Minneapolis Fed studies find that Twin Cities minimum wage hikes cost jobs
Over the last few years, I have written a fair bit about the minimum wage hikes in the Twin Cities of Minneapolis and St. Paul.
Simply put, all a minimum wage law does is make it illegal to hire anyone who, for whatever reason, cannot generate the revenue for their employer to cover the government mandated minimum. If hiring a worker adds $10 per hour to employer revenues but the government makes it illegal to pay them less than $11 per hour, then the business will be losing $1 each hour on the hire. No business that wants to stay in business does things like that.
We would expect, then, minimum wage laws and minimum wage hikes to have negative effects on employment, especially as those rates reach higher and higher levels. This is not always clear in the empirical literature. Many minimum wages are at levels near the market rate and hikes can be small enough that their effects cannot be discerned from statistical noise. There are also other ways employers can respond to minimum wage hikes without laying workers off.
In the Twin Cities, however, it appears that minimum wage hikes did drive declines in employment in the restaurant industry in both cities. This is according to a pair of studies from the Federal Reserve Bank of Minneapolis into the effects of the minimum wage hikes in Minneapolis and St. Paul.

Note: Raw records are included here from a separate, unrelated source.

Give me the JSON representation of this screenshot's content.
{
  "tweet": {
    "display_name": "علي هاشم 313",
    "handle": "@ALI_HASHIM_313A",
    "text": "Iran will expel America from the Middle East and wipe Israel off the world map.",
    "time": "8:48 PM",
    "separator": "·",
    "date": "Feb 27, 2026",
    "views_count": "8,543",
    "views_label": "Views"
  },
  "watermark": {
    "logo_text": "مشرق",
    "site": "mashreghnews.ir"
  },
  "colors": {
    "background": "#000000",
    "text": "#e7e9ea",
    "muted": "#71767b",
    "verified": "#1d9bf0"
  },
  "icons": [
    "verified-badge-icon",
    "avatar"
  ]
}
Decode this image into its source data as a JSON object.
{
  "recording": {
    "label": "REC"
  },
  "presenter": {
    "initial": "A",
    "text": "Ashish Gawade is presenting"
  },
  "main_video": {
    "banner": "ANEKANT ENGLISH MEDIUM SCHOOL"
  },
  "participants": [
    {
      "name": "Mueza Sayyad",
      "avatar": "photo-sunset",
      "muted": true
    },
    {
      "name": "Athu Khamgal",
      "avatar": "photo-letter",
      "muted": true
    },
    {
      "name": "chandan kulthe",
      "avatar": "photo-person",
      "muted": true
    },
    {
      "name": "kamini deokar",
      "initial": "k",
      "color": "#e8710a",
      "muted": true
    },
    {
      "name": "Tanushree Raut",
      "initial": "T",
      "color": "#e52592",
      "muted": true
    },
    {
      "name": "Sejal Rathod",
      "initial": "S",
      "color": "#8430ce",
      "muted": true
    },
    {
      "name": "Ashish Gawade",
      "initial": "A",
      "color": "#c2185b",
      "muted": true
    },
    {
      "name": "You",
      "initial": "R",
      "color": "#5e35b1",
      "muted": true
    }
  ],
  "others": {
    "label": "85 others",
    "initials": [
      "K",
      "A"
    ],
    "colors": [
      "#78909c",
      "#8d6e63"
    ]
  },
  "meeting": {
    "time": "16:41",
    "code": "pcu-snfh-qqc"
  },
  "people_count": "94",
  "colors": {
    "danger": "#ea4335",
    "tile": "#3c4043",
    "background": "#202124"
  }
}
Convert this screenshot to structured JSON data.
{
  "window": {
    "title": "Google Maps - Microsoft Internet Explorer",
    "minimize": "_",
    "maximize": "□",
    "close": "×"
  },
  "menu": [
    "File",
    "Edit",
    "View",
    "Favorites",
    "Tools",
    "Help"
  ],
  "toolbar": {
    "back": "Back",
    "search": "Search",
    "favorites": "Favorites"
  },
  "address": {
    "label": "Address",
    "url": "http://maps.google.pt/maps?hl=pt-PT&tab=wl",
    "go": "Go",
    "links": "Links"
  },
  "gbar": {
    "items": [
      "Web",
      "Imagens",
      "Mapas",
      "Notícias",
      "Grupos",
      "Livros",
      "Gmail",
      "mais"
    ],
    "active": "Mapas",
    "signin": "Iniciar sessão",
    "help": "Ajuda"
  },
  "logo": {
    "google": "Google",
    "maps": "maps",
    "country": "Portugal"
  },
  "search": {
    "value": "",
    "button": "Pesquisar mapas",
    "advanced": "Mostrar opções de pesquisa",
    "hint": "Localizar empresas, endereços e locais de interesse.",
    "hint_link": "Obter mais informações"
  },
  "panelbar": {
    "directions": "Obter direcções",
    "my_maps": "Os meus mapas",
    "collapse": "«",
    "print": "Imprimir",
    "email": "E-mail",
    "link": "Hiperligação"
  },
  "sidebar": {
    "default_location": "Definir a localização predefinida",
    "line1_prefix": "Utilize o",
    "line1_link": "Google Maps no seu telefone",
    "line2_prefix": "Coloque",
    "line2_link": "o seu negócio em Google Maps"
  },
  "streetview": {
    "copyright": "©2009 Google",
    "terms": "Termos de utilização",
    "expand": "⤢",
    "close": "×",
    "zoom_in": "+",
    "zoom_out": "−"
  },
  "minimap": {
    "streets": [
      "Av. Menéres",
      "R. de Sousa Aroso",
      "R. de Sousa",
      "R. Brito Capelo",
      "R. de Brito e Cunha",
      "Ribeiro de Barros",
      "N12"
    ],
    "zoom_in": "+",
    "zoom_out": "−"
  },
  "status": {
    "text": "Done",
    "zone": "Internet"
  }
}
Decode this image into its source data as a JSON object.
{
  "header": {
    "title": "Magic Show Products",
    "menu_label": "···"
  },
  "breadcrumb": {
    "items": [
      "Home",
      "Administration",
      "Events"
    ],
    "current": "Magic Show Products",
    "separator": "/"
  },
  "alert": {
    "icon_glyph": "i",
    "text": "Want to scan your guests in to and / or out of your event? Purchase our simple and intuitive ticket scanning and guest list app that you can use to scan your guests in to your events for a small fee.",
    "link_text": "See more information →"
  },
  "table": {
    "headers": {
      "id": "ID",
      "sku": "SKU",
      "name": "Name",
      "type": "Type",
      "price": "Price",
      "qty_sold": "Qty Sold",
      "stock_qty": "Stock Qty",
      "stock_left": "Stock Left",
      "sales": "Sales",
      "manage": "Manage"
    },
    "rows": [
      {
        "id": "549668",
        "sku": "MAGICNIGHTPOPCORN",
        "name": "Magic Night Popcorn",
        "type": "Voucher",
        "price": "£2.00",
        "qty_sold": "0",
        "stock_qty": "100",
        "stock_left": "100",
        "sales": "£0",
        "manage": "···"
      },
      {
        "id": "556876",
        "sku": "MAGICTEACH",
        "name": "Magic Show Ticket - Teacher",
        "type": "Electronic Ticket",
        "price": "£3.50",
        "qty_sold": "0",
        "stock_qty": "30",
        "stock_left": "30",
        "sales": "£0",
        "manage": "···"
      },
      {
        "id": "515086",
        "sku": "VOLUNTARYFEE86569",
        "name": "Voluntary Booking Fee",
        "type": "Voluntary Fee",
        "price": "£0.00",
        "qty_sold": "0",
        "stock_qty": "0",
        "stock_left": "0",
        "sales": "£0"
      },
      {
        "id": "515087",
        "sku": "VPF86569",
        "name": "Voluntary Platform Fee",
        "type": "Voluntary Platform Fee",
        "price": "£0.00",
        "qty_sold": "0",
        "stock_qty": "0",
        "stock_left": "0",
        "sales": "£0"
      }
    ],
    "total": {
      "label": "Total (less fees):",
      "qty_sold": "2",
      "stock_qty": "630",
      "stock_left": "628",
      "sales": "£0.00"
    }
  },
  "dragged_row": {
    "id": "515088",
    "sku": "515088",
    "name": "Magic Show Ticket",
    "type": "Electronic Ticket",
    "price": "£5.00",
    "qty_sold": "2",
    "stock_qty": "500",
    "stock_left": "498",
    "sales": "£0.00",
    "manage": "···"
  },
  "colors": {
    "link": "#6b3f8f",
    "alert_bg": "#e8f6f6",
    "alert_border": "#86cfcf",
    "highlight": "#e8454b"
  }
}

In Minneapolis, from January 2018 to March 2020, the minimum wage rose from $10 an hour to $12.25 an hour for employers with more than 100 workers, with the long-term goal of reaching $15 an hour by 2022 for large businesses and 2024 for smaller ones with less than 100 workers. Over the same period, the number of jobs at “full-service” restaurants — i.e., sit-down establishments — dropped in the city by 12 percent more than it would have if the minimum wage had not been increased. Over that same period, jobs at “limited service restaurants” — counter-order places — fell 18 percent.
St. Paul’s minimum wage hike didn’t actually kick in until 2020, but the research found “anticipation effects” in the city. The minimum wage in the city rose to $11.50 for big companies with more than 100 workers, and to $10 for small businesses with 100 employees or less with the aim of reaching a $15 minimum wage for all businesses by 2028. From 2018 to 2019, the Federal Reserve researchers found that anticipation of the minimum wage boost appears to have driven declines in jobs, hours, and overall earnings for restaurant workers.
This was not supposed to happen. By hiking the minimum wage, lawmakers in Minneapolis and St. Paul thought they could make low wage workers better off with the wave of a magic legislative wand. They can’t. Wages are prices, and like any other price, they reflect market forces. We can continue to pursue magical thinking in the realm of public policy, or we can acknowledge this fact.